So first and foremost, we really would prefer a bipartisan deal to raise the debt ceiling. That is the preferred route. However, there are a number of options on the table, such as a short term extension of the debt ceiling, or there could be a discharge petition in the House that would require 218 signatures. There are 213 Democrats in the House, 211 have signed thus far; so we still have a ways to go if there's to be a discharge petition, which means the House could bring up a Senate-approved bill by the minority, which is the Democratic Party.

Another option that's been talked about in the press is pursuing a Social Security trust fund. Another option is bonds, or the President could use the 14th Amendment, or they could mint the coin. Each one of those—beyond just the short-term extension—has never been done in our nation's history, and we're not sure about the legal footing of all of those options. So ideally, we really want President Biden and the leaders to come to a deal so that we don't get to this point of brinksmanship next week.


ASTHO's members clearly know what is at stake, but what is your message to them right now as they watch all of this happening here in Washington?


My top message to my members is to remain calm, to not make any decisions right now until we see a deal in writing. And second of all, I am an optimistic person; so I have great faith in the leaders of this great country, that they will come together and come up with a deal to raise our debt ceiling.


Well, Carolyn Mullen, as you know, we'll have a chance to talk about this again. So let's hope that when we do, that topic will be different.
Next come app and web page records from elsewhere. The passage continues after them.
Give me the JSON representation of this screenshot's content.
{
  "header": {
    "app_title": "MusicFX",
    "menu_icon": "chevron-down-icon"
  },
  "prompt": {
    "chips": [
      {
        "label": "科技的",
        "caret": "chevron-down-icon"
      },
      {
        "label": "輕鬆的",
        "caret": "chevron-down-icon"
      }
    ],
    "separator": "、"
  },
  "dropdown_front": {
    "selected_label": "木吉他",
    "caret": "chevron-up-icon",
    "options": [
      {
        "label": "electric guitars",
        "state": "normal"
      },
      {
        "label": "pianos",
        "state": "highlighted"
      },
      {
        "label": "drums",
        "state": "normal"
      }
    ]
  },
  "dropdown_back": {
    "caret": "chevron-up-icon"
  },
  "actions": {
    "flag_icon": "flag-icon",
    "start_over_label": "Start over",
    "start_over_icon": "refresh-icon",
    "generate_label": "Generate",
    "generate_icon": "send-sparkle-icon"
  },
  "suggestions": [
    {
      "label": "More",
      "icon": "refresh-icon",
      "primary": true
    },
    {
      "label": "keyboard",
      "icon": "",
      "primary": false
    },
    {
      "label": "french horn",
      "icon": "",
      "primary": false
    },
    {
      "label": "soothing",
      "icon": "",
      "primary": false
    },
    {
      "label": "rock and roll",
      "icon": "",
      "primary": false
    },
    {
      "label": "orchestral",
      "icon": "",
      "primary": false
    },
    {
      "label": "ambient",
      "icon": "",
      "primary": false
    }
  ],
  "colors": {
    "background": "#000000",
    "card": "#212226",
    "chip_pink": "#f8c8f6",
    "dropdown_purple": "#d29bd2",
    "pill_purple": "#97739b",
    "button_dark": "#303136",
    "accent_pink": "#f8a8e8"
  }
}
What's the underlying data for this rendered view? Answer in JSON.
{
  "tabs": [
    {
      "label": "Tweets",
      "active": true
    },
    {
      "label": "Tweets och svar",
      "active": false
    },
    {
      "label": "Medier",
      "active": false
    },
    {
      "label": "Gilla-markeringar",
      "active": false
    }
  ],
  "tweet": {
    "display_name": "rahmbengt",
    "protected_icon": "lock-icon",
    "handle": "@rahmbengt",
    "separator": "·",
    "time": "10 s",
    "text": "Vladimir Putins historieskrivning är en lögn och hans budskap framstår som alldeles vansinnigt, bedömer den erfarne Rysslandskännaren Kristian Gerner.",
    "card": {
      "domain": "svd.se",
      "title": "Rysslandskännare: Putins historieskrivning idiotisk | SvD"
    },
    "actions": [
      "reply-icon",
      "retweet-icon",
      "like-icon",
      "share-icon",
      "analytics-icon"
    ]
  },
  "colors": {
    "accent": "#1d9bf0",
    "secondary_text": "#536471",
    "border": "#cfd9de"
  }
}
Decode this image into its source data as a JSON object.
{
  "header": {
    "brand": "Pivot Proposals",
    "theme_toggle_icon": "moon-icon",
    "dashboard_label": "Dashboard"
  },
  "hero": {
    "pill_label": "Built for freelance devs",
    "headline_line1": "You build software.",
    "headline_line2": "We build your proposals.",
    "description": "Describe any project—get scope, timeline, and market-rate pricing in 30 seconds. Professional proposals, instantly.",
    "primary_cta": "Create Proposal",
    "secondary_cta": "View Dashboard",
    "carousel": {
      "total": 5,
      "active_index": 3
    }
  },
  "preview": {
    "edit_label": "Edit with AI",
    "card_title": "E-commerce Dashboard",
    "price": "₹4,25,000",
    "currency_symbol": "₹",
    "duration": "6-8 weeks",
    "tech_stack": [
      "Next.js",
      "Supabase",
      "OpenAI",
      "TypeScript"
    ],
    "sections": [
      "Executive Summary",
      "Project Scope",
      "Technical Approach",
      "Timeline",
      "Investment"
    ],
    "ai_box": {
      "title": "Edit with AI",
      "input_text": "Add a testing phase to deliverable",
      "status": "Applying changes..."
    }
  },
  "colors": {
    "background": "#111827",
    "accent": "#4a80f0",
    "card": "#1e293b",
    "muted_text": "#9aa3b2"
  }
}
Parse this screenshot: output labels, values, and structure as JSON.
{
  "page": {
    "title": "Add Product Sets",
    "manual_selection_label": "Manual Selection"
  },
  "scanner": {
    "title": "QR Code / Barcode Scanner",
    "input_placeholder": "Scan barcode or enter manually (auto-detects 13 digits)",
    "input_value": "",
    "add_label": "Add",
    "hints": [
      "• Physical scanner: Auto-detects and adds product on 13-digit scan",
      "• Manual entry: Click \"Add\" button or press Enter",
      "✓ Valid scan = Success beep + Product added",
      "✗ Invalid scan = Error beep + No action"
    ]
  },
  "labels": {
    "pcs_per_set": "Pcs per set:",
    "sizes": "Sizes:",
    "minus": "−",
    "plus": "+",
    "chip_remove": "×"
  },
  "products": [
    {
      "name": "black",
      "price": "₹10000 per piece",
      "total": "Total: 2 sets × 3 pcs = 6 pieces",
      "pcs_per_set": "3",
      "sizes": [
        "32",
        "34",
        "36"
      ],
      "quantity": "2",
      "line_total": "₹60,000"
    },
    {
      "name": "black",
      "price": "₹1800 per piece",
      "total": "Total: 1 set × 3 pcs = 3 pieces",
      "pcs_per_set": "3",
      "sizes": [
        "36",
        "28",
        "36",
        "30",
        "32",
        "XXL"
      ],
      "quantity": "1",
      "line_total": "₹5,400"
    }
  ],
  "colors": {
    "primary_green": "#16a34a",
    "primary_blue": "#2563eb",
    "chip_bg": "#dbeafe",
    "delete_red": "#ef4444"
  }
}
I certainly hope so. We'll see you then.



Also today, ASTHO's resident expert on public health authority, Maggie Davis, will discuss the need to preserve laws that enable agencies to protect communities during a webinar planned for Tuesday, May 30. You can sign up using the link in the show notes.


Finally this morning, a familiar face in public health communications is moving to a new position away from Washington D.C. Dr. Kimberly Henderson offers ASTHO members some parting advice in a new ASTHO blog article. Read it now using the link in the show notes.


That'll do it for today's newscast. We're off Monday for Memorial Day, but back Tuesday morning with more ASTHO news and information.

I'm Robert Johnson. You're listening to Public Health Review Morning Edition. Have a great holiday weekend.

Katherine Palm MSW

Senior Program Analyst, Injury and Violence Prevention, NACCHO

Carolyn Mullen

Senior Vice President, Government Affairs & PR, ASTHO